Progarchives, the progressive rock ultimate discography
Uriah Heep - Conquest CD (album) cover


Uriah Heep


Heavy Prog

2.61 | 181 ratings

From, the ultimate progressive rock music website

Easy Livin
Special Collaborator
Honorary Collaborator / Retired Admin
2 stars Things can only get better

Generally accepted as the low point of the band's studio career, "Conquest" has little to recommend it even to the most ardent fan. This was to be Ken Hensley's last album with the band, and it is a real travesty that his parting album should be so poor.
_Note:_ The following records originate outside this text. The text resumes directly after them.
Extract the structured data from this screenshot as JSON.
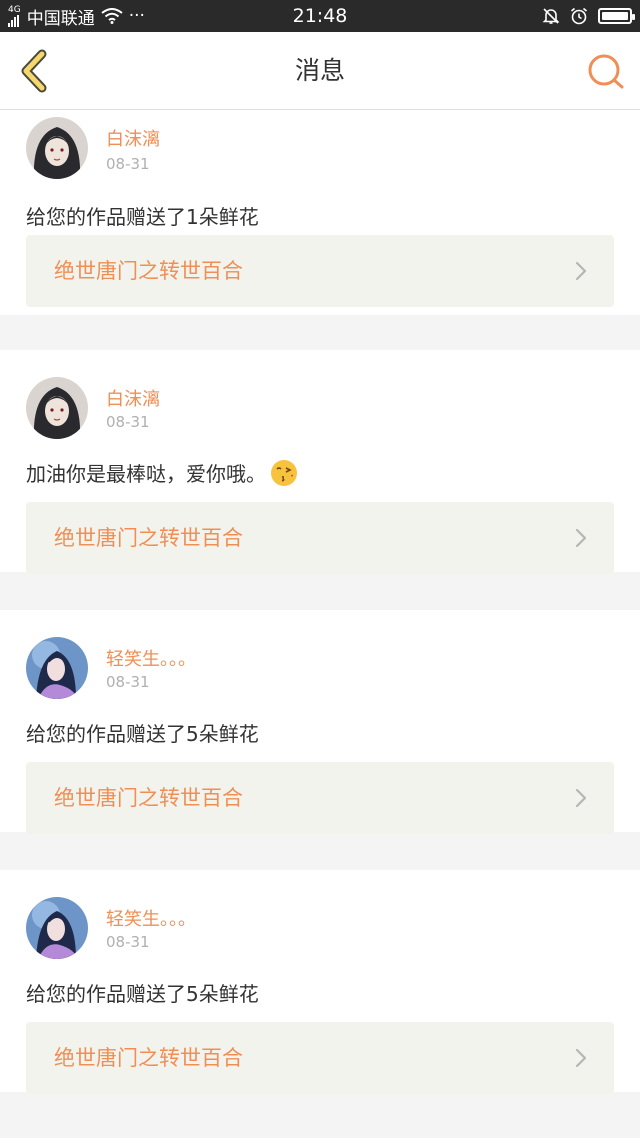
{
  "status_bar": {
    "network_type": "4G",
    "carrier": "中国联通",
    "wifi_icon": "wifi-icon",
    "more_dots": "···",
    "time": "21:48",
    "icons": [
      "bell-muted-icon",
      "alarm-icon",
      "battery-icon"
    ],
    "battery_level": 1.0
  },
  "header": {
    "back_icon": "chevron-left-icon",
    "title": "消息",
    "search_icon": "search-icon"
  },
  "messages": [
    {
      "user": "白沫漓",
      "date": "08-31",
      "text": "给您的作品赠送了1朵鲜花",
      "emoji": "",
      "work_title": "绝世唐门之转世百合"
    },
    {
      "user": "白沫漓",
      "date": "08-31",
      "text": "加油你是最棒哒，爱你哦。",
      "emoji": "😘",
      "work_title": "绝世唐门之转世百合"
    },
    {
      "user": "轻笑生。。。",
      "date": "08-31",
      "text": "给您的作品赠送了5朵鲜花",
      "emoji": "",
      "work_title": "绝世唐门之转世百合"
    },
    {
      "user": "轻笑生。。。",
      "date": "08-31",
      "text": "给您的作品赠送了5朵鲜花",
      "emoji": "",
      "work_title": "绝世唐门之转世百合"
    }
  ],
  "colors": {
    "accent": "#ef8f55",
    "back_icon_fill": "#f5d76e",
    "link_bg": "#f3f3ee",
    "page_bg": "#f4f4f4"
  }
}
To be fair, the main problem with the album is the vocals of John Lawton's replacement John Sloman. The ex Lone Star singer has a good voice which fitted in well with the music of that band. Unfortunately, his style did not suit the music of Uriah Heep at all. Hensley soon recognised this, leading to a major personality clash between the two. Hensley thus departed after the album had been released, leaving Mick Box as the only original member.

Lee Kerslake's replacement Chris Slade (Manfred Mann's Earth Band) makes a much better go of the drums, but it's doubtful whether he saw his membership of the band as anything other than a temporary appointment.
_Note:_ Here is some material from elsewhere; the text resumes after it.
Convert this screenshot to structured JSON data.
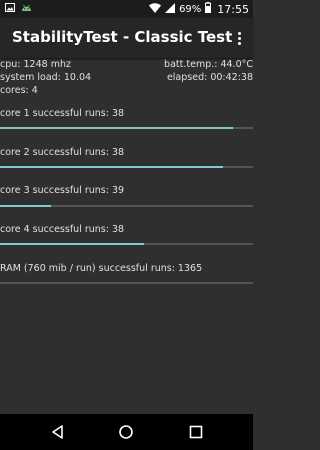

The songwriting credits are slightly more distributed than on previous albums, although Hensley still manages sole or partial credit on six of the eight tracks. Songs like "Imagination" and Trevor Boulder's "Fools" would have sounded good if performed by Lawton, but Sloman seems to constantly struggle to identify with them, in fact he seems at times to be completely out of his depth. There are occasional moments of inspiration, such as the synthesiser and guitar interplay on "Out on the street", and the synth driven ballad "It ain't easy" (which also suits Sloman's vocals better), but generally the album lacks inspiration and focus. It seems clear that had the album been made by a previous line up of the band, the songs could have been developed into much stronger pieces (the potential IS there), and the performance too would have been much tighter.

In his 1997 sleeve notes, Mick Box recognises the failings of the album, while maintaining that he himself enjoys it. He does however propose that those who do not rate it "use it to play frisbee with your dog in the park"!
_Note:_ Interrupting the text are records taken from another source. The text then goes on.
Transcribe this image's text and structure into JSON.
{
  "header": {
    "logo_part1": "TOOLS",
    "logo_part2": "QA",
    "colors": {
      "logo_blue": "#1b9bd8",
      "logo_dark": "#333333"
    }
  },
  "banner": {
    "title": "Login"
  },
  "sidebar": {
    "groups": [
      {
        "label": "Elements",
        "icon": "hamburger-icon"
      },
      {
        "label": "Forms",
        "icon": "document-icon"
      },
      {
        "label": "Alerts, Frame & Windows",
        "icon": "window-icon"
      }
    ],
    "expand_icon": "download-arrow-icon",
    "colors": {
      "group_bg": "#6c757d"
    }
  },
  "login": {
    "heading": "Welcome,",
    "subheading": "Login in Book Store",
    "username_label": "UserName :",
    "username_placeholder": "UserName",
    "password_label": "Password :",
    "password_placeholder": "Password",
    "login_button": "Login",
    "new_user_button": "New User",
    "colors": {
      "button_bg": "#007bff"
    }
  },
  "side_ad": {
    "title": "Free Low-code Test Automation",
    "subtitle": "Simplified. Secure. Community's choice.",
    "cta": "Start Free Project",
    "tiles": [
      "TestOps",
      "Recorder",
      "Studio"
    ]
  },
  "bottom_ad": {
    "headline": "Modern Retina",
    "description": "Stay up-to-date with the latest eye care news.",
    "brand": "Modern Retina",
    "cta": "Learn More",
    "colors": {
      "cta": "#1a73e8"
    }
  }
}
After Hensley's departure, Sloman's former band mate in Pulsar, Greg Dechart was brought in on keyboards on a temporary basis. Two of the tracks he recorded with Uriah Heep appear as bonus tracks on the CD remaster of "Conquest", but they sound nothing like Uriah Heep. The band then effectively split up altogether, founding vocalist David Byron having declined an offer to rejoin Box and Boulder. Fortunately, Box was to pull things together again, but the road back would be long and difficult.

Easy Livin | 2/5 |


As a registered member (register here if not), you can post rating/reviews (& edit later), comments reviews and submit new albums.

You are not logged, please complete authentication before continuing (use forum credentials).

Forum user
Forum password

Share this URIAH HEEP review

Social review comments () BETA

Review related links

Copyright Prog Archives, All rights reserved. | Legal Notice | Privacy Policy | Advertise | RSS + syndications

Other sites in the MAC network: — jazz music reviews and archives | — metal music reviews and archives

Donate monthly and keep PA fast-loading and ad-free forever.